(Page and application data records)
-*-
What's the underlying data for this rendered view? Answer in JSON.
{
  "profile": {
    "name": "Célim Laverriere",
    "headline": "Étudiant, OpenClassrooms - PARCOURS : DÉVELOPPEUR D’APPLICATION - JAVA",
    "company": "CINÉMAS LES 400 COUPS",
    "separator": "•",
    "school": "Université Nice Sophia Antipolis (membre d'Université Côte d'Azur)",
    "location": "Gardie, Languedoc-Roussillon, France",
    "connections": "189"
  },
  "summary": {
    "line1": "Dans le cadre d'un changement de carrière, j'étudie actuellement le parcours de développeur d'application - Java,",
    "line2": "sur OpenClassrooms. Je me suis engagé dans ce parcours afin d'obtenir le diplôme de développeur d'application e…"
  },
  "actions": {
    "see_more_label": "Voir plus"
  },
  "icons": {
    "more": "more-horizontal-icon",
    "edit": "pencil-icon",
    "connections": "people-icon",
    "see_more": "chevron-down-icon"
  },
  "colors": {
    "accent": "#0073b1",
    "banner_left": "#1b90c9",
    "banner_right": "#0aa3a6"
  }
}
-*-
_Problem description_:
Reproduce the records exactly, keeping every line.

_Response to this task_:
What's the underlying data for this rendered view? Answer in JSON.
{
  "profile": {
    "name": "Célim Laverriere",
    "headline": "Étudiant, OpenClassrooms - PARCOURS : DÉVELOPPEUR D’APPLICATION - JAVA",
    "company": "CINÉMAS LES 400 COUPS",
    "separator": "•",
    "school": "Université Nice Sophia Antipolis (membre d'Université Côte d'Azur)",
    "location": "Gardie, Languedoc-Roussillon, France",
    "connections": "189"
  },
  "summary": {
    "line1": "Dans le cadre d'un changement de carrière, j'étudie actuellement le parcours de développeur d'application - Java,",
    "line2": "sur OpenClassrooms. Je me suis engagé dans ce parcours afin d'obtenir le diplôme de développeur d'application e…"
  },
  "actions": {
    "see_more_label": "Voir plus"
  },
  "icons": {
    "more": "more-horizontal-icon",
    "edit": "pencil-icon",
    "connections": "people-icon",
    "see_more": "chevron-down-icon"
  },
  "colors": {
    "accent": "#0073b1",
    "banner_left": "#1b90c9",
    "banner_right": "#0aa3a6"
  }
}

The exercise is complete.